-- Opening Marker --

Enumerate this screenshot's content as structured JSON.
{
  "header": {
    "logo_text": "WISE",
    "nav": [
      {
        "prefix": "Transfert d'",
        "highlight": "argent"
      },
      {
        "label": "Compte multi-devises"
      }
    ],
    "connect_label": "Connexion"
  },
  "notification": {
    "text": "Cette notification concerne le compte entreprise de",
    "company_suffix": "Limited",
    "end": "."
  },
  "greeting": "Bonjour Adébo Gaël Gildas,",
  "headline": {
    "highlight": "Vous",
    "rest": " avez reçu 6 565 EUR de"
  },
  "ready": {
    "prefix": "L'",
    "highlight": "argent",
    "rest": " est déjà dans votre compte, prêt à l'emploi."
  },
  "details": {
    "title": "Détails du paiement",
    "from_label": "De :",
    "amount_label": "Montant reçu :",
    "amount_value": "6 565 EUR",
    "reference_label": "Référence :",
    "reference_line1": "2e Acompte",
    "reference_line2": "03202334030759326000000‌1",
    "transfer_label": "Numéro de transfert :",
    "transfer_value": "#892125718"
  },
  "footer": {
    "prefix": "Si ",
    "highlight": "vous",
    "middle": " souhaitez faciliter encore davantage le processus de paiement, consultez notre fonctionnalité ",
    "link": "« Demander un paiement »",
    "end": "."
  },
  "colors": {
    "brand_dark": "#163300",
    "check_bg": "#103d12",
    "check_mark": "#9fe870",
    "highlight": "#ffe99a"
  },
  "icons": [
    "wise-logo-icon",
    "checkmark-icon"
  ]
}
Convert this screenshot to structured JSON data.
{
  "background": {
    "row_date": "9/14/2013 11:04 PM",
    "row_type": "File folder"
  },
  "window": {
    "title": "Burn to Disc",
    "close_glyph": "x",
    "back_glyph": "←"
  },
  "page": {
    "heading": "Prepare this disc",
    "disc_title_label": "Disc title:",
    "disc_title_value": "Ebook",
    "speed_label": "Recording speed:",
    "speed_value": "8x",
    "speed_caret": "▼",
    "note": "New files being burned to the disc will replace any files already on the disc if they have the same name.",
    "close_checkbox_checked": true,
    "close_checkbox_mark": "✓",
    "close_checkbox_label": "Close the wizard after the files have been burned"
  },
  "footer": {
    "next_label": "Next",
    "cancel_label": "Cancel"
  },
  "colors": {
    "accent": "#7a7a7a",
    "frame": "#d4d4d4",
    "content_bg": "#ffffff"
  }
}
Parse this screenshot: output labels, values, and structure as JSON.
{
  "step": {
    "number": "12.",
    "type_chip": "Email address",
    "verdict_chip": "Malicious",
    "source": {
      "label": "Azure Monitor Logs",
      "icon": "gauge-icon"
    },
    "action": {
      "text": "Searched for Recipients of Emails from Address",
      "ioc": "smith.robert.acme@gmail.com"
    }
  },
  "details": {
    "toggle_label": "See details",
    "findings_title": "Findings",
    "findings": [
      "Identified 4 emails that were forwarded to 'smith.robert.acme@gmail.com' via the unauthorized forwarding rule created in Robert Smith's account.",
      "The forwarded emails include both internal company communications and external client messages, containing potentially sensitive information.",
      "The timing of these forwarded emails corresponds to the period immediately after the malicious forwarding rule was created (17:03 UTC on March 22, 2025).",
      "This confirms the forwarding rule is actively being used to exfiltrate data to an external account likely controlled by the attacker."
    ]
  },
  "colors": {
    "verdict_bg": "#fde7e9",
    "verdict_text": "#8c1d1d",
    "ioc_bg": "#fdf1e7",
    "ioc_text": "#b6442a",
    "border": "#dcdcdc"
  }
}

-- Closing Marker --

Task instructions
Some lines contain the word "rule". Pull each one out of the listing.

Task answer
      "Identified 4 emails that were forwarded to 'smith.robert.acme@gmail.com' via the unauthorized forwarding rule created in Robert Smith's account.",
      "The timing of these forwarded emails corresponds to the period immediately after the malicious forwarding rule was created (17:03 UTC on March 22, 2025).",
      "This confirms the forwarding rule is actively being used to exfiltrate data to an external account likely controlled by the attacker."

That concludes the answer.